Summer, McKinney, Texas - circa 1946
You’re never too young to be taken seriously as a musician (as November’s Child knew back then, and believes today, surrounded by more children than you could, ahem, shake a stick at.) Look for her Company (but not her name - that would be too easy!) in our Nov 28th listings.
Think you know who NOVEMBER’s child is?
Send your best guess to firstname.lastname@example.org (please provide your mailing address, just in case your name is drawn!
Winners will be selected by random draw among correct replies received by November 20, 2009.
October's Child Was...
clarinetist Joaquin Valdepeñas: whose stylish sunglasses, ready grin and energetic manner have, by all accounts, accompanied his journey from Torreón and Tijuana, in Mexico, through Anaheim CA, to California State University, and on to Yale, before coming in for a landing in
Toronto when he auditioned for the TSO. Principal clarinet of the Toronto Symphony Orchestra since Sept 1980, he has also conducted the TSO on many occasions.

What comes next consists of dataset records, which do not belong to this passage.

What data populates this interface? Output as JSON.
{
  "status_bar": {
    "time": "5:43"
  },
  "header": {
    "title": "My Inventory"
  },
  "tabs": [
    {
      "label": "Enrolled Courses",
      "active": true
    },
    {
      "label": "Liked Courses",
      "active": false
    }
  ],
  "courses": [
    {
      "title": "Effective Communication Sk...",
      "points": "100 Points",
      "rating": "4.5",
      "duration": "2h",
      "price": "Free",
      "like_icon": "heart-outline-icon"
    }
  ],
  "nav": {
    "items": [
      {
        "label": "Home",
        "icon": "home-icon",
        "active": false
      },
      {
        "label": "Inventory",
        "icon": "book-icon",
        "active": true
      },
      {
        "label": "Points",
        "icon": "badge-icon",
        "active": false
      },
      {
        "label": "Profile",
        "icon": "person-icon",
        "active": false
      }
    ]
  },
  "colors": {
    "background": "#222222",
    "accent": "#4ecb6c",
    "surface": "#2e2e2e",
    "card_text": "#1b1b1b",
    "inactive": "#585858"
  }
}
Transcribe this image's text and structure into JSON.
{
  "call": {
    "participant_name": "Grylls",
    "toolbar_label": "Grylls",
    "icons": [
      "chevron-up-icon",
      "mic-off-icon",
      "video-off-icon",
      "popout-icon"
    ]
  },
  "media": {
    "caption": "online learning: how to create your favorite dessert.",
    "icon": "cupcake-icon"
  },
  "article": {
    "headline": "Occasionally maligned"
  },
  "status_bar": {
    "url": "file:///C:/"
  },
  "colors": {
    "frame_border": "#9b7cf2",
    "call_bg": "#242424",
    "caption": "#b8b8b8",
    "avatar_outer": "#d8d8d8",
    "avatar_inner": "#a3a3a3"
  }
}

An extremely active soloist, chamber musician and conductor he has participated in festivals throughout the world including Banff, Vancouver, Casals, Edinburgh, Marlboro, Mostly Mozart, Nagano, and Korea. He is also a founding member of the Amici Chamber Ensemble who are in the 21st season of their concert series at the Glenn Gould Studio.

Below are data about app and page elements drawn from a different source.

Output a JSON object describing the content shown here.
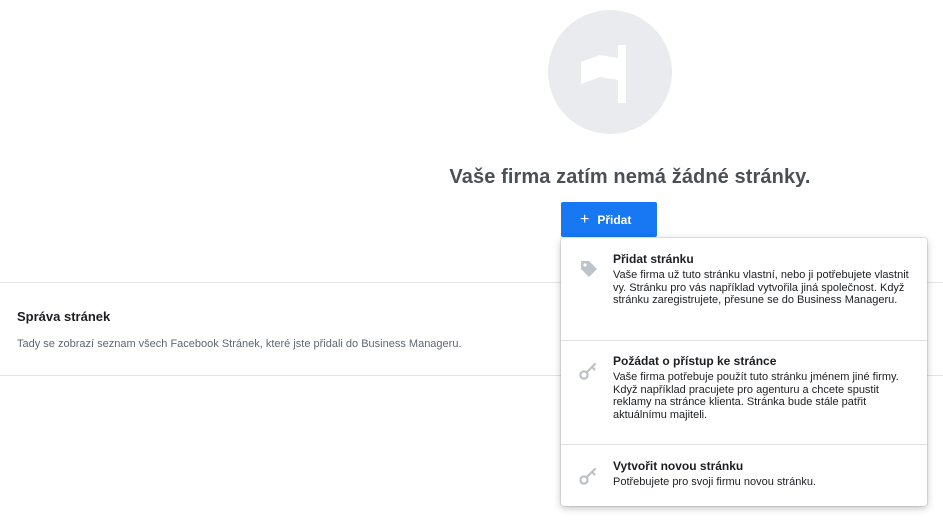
{
  "empty_state": {
    "title": "Vaše firma zatím nemá žádné stránky.",
    "add_button_label": "Přidat",
    "add_button_icon": "plus-icon",
    "illustration_icon": "flag-icon"
  },
  "section": {
    "title": "Správa stránek",
    "description": "Tady se zobrazí seznam všech Facebook Stránek, které jste přidali do Business Manageru."
  },
  "menu": {
    "items": [
      {
        "icon": "tag-icon",
        "title": "Přidat stránku",
        "description": "Vaše firma už tuto stránku vlastní, nebo ji potřebujete vlastnit vy. Stránku pro vás například vytvořila jiná společnost. Když stránku zaregistrujete, přesune se do Business Manageru."
      },
      {
        "icon": "key-icon",
        "title": "Požádat o přístup ke stránce",
        "description": "Vaše firma potřebuje použít tuto stránku jménem jiné firmy. Když například pracujete pro agenturu a chcete spustit reklamy na stránce klienta. Stránka bude stále patřit aktuálnímu majiteli."
      },
      {
        "icon": "key-icon",
        "title": "Vytvořit novou stránku",
        "description": "Potřebujete pro svoji firmu novou stránku."
      }
    ]
  },
  "colors": {
    "accent": "#1877f2",
    "icon_gray": "#bec3c9",
    "illustration_bg": "#e9ebee"
  }
}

Joaquin has recorded extensively for CBC, Centrediscs, Naxos, Sony and Summit and was featured in a PBS documentary about the Aspen Music Festival both as clarinetist and conductor.
Earliest musical memory?
Seven years old - I used to walk past a music store on my way to school. There was a clarinet in the window, and I was mesmerized by it. Destiny? I don’t know
Other family musicians?
I am the only musician although there was a lot of music in my home. My mother had a beautiful voice but was not trained. She often sang at family gatherings. I had a huge family with lots and lots of cousins, aunts and uncles. At birthdays or other gatherings there were always guitars and singing.
First experiences of collaborative music making?
I joined the band in grade 7. My buddies and I wanted to play the trumpet (there’s a kind of boy thing with the trumpet) but by the time the got to the V’s (Valdepeñas!) they were out of trumpets and I ended up with a clarinet. Of course, at the time, it was all about Herb Alpert. We all wanted to be like that. I still remember vividly playing with my colleagues, struggling to make a sound.
The school had a great programme. One period a day: the teacher was this young guy in his 20s. He had such much energy and enthusiasm. He taught us music theory, but he would also have us get up and conduct the band, and this is where I got my conducting bug. We had a marching band too, and we had to be the entertainment at games, assemblies. I had this very real sense of belonging to something.
Thoughts on clarinet as a first instrument?
Not ideal for really young kids. Better to wait until those teeth have finished coming and going. And kids with small hands…sometimes their fingers are too skinny to cover the holes. The recorder can be a place to start, but it’s kind got a bad rep from being used in school programmes. Piano is good….
The point when you thought of yourself as a musician?
I never imagined making a living playing music, I had not declared my university major but I thought I’d learn some economics - but found I didn’t actually like numbers! But through the Music Department I had a weekly 30 min. lesson. I had never had a private lesson until then and was very lucky that the teacher was Kalman Bloch (principal of the Los Angeles Philharmonic). He was one of the most wonderful musicians I have known. Those first lessons was the time when I started to feel alive musically.
If I had not allowed myself just to say “okay, I’m going to work really hard and see where this goes” I can’t think what would have become of me.
If you could travel back through time and meet face to face with a younger Joaquin is there anything you would offer?
In school we had to give the instruments back in June. Then in September you’d have forgotten everything and have to get back to where you were. So maybe a clarinet of his own…but maybe not too many lessons so soon …
We’ve just finished editing Amici’s new CD Armenian Chamber Music which is scheduled for a spring, 2010 release. On Dec 5 I’ll be in Lindsay, Ontario, with the ARC Ensemble (Artists of the Royal Conservatory) playing the Brahms’ Clarinet Quintet.
Then Amici has its second concert of the season